# EXERCISE DIRECTIONS:
All entries below are to be returned exactly, with pictures left out.

================

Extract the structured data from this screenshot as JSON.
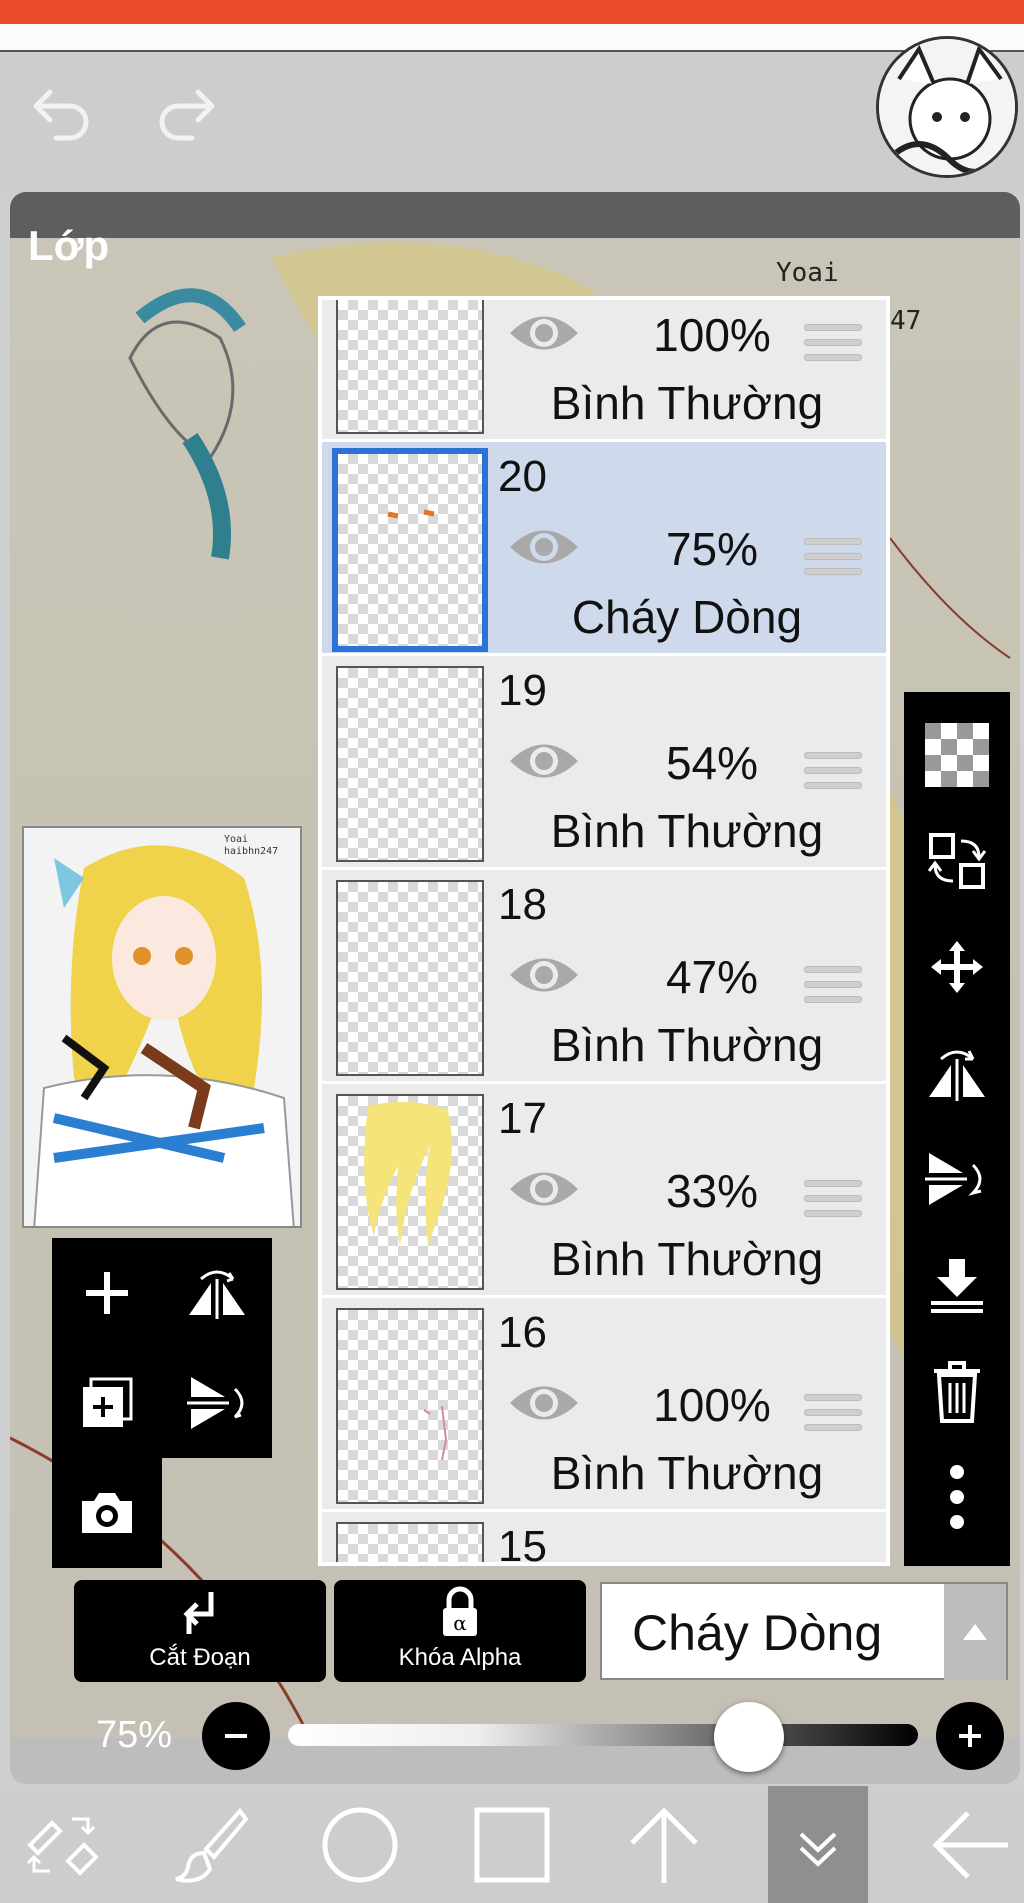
{
  "panel": {
    "title": "Lớp"
  },
  "canvas": {
    "signature_line1": "Yoai",
    "signature_line2": "47"
  },
  "preview": {
    "signature": "Yoai\nhaibhn247"
  },
  "layers": [
    {
      "number": "",
      "opacity": "100%",
      "blend": "Bình Thường",
      "selected": false
    },
    {
      "number": "20",
      "opacity": "75%",
      "blend": "Cháy Dòng",
      "selected": true
    },
    {
      "number": "19",
      "opacity": "54%",
      "blend": "Bình Thường",
      "selected": false
    },
    {
      "number": "18",
      "opacity": "47%",
      "blend": "Bình Thường",
      "selected": false
    },
    {
      "number": "17",
      "opacity": "33%",
      "blend": "Bình Thường",
      "selected": false
    },
    {
      "number": "16",
      "opacity": "100%",
      "blend": "Bình Thường",
      "selected": false
    },
    {
      "number": "15",
      "opacity": "",
      "blend": "",
      "selected": false
    }
  ],
  "actions": {
    "clip_label": "Cắt Đoạn",
    "alpha_lock_label": "Khóa Alpha"
  },
  "blend_mode": {
    "current": "Cháy Dòng"
  },
  "opacity": {
    "value_label": "75%",
    "value": 75
  },
  "colors": {
    "selected_row": "#cfd9ec",
    "selected_border": "#2b73d6",
    "accent_top": "#e84a2a"
  }
}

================

# REPLY:
Extract the structured data from this screenshot as JSON.
{
  "panel": {
    "title": "Lớp"
  },
  "canvas": {
    "signature_line1": "Yoai",
    "signature_line2": "47"
  },
  "preview": {
    "signature": "Yoai\nhaibhn247"
  },
  "layers": [
    {
      "number": "",
      "opacity": "100%",
      "blend": "Bình Thường",
      "selected": false
    },
    {
      "number": "20",
      "opacity": "75%",
      "blend": "Cháy Dòng",
      "selected": true
    },
    {
      "number": "19",
      "opacity": "54%",
      "blend": "Bình Thường",
      "selected": false
    },
    {
      "number": "18",
      "opacity": "47%",
      "blend": "Bình Thường",
      "selected": false
    },
    {
      "number": "17",
      "opacity": "33%",
      "blend": "Bình Thường",
      "selected": false
    },
    {
      "number": "16",
      "opacity": "100%",
      "blend": "Bình Thường",
      "selected": false
    },
    {
      "number": "15",
      "opacity": "",
      "blend": "",
      "selected": false
    }
  ],
  "actions": {
    "clip_label": "Cắt Đoạn",
    "alpha_lock_label": "Khóa Alpha"
  },
  "blend_mode": {
    "current": "Cháy Dòng"
  },
  "opacity": {
    "value_label": "75%",
    "value": 75
  },
  "colors": {
    "selected_row": "#cfd9ec",
    "selected_border": "#2b73d6",
    "accent_top": "#e84a2a"
  }
}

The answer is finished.